───── Data to process

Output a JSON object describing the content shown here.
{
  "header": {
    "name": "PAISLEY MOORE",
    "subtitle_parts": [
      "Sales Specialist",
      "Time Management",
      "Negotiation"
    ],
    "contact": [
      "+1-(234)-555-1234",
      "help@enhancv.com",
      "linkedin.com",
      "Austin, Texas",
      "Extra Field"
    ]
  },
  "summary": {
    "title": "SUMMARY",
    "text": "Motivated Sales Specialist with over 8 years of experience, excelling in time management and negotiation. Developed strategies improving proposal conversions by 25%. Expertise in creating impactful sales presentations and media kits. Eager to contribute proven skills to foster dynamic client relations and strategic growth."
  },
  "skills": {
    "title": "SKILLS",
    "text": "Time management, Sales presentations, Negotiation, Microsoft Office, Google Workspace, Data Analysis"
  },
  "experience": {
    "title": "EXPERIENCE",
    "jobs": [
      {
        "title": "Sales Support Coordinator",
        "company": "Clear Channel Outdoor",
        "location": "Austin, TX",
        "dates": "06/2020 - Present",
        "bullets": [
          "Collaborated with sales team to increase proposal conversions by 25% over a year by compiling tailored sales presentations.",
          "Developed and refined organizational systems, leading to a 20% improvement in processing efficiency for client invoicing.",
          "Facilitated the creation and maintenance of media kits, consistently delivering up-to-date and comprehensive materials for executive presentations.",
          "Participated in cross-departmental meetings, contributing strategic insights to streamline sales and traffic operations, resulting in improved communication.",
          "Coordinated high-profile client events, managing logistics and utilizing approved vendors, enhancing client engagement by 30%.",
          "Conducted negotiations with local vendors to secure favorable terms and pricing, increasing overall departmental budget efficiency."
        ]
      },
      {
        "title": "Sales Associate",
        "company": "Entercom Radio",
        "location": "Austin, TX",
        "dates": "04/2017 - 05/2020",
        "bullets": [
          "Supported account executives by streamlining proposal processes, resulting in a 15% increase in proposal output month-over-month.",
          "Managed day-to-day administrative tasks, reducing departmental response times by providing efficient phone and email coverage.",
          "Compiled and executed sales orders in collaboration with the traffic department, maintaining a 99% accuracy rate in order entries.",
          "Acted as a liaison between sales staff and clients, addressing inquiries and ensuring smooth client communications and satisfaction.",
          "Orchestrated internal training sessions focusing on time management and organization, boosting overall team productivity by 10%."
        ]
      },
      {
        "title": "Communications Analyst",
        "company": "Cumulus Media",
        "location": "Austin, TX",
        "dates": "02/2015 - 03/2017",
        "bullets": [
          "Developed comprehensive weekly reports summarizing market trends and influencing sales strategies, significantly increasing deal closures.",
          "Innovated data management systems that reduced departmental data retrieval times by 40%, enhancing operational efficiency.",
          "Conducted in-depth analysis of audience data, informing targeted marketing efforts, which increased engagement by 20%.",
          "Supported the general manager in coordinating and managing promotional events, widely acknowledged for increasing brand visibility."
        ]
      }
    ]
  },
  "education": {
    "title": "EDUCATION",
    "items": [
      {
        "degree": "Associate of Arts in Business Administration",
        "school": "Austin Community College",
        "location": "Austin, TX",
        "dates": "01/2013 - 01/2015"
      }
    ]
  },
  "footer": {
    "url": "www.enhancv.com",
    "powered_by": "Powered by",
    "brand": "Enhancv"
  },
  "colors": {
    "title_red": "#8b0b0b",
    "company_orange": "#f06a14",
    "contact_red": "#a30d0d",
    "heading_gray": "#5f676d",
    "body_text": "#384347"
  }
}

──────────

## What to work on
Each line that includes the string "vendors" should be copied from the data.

## Your solution
          "Coordinated high-profile client events, managing logistics and utilizing approved vendors, enhancing client engagement by 30%.",
          "Conducted negotiations with local vendors to secure favorable terms and pricing, increasing overall departmental budget efficiency."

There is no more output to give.